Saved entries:
_____

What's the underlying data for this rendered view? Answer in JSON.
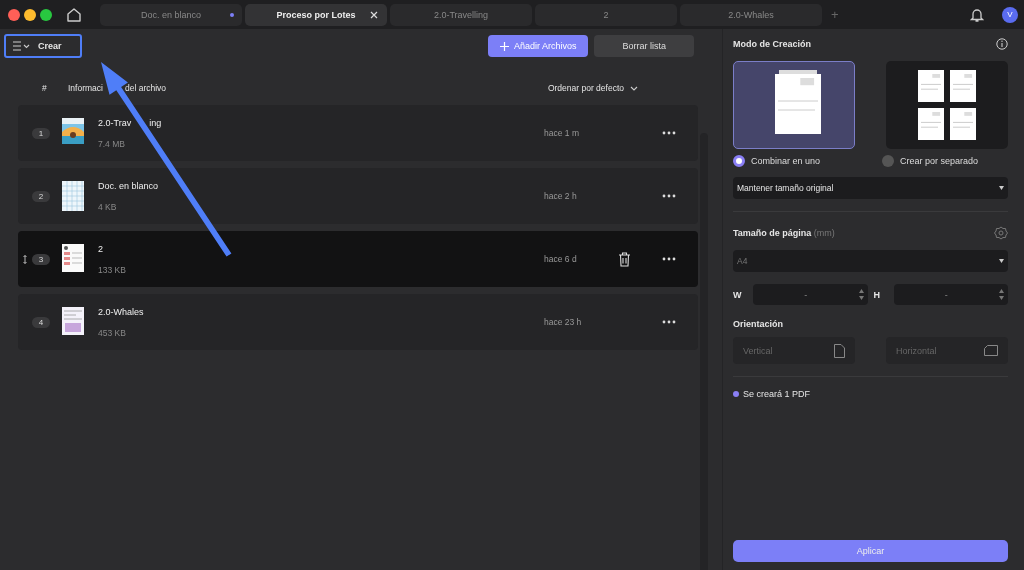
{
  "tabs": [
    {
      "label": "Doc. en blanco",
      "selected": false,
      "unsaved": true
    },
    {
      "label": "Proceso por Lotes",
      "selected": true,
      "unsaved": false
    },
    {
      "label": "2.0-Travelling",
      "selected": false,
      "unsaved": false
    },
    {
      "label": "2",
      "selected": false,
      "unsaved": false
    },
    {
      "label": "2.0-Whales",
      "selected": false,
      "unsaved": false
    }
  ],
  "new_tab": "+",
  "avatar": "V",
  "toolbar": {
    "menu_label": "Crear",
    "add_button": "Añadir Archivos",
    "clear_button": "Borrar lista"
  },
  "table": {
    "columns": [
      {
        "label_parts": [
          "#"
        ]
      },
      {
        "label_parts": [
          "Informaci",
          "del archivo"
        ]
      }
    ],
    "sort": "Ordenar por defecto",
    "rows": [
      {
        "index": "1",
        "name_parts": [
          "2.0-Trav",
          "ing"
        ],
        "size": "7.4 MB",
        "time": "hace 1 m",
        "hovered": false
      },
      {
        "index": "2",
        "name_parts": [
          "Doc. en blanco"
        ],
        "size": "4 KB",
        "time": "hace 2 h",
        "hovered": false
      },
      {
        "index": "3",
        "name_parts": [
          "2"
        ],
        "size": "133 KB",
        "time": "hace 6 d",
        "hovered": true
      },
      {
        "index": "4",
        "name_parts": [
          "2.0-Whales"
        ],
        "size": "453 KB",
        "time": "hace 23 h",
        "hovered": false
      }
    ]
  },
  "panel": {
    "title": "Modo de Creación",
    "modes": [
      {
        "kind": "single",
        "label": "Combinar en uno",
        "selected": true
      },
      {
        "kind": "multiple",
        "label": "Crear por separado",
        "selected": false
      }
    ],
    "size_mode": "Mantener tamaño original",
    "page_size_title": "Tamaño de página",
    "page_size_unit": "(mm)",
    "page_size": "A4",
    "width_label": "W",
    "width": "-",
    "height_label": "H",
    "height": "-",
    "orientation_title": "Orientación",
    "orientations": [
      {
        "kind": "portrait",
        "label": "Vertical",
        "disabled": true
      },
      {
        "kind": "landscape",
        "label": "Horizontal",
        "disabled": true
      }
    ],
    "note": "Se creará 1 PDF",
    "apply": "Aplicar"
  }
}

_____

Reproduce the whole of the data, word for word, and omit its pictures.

What's the underlying data for this rendered view? Answer in JSON.
{
  "tabs": [
    {
      "label": "Doc. en blanco",
      "selected": false,
      "unsaved": true
    },
    {
      "label": "Proceso por Lotes",
      "selected": true,
      "unsaved": false
    },
    {
      "label": "2.0-Travelling",
      "selected": false,
      "unsaved": false
    },
    {
      "label": "2",
      "selected": false,
      "unsaved": false
    },
    {
      "label": "2.0-Whales",
      "selected": false,
      "unsaved": false
    }
  ],
  "new_tab": "+",
  "avatar": "V",
  "toolbar": {
    "menu_label": "Crear",
    "add_button": "Añadir Archivos",
    "clear_button": "Borrar lista"
  },
  "table": {
    "columns": [
      {
        "label_parts": [
          "#"
        ]
      },
      {
        "label_parts": [
          "Informaci",
          "del archivo"
        ]
      }
    ],
    "sort": "Ordenar por defecto",
    "rows": [
      {
        "index": "1",
        "name_parts": [
          "2.0-Trav",
          "ing"
        ],
        "size": "7.4 MB",
        "time": "hace 1 m",
        "hovered": false
      },
      {
        "index": "2",
        "name_parts": [
          "Doc. en blanco"
        ],
        "size": "4 KB",
        "time": "hace 2 h",
        "hovered": false
      },
      {
        "index": "3",
        "name_parts": [
          "2"
        ],
        "size": "133 KB",
        "time": "hace 6 d",
        "hovered": true
      },
      {
        "index": "4",
        "name_parts": [
          "2.0-Whales"
        ],
        "size": "453 KB",
        "time": "hace 23 h",
        "hovered": false
      }
    ]
  },
  "panel": {
    "title": "Modo de Creación",
    "modes": [
      {
        "kind": "single",
        "label": "Combinar en uno",
        "selected": true
      },
      {
        "kind": "multiple",
        "label": "Crear por separado",
        "selected": false
      }
    ],
    "size_mode": "Mantener tamaño original",
    "page_size_title": "Tamaño de página",
    "page_size_unit": "(mm)",
    "page_size": "A4",
    "width_label": "W",
    "width": "-",
    "height_label": "H",
    "height": "-",
    "orientation_title": "Orientación",
    "orientations": [
      {
        "kind": "portrait",
        "label": "Vertical",
        "disabled": true
      },
      {
        "kind": "landscape",
        "label": "Horizontal",
        "disabled": true
      }
    ],
    "note": "Se creará 1 PDF",
    "apply": "Aplicar"
  }
}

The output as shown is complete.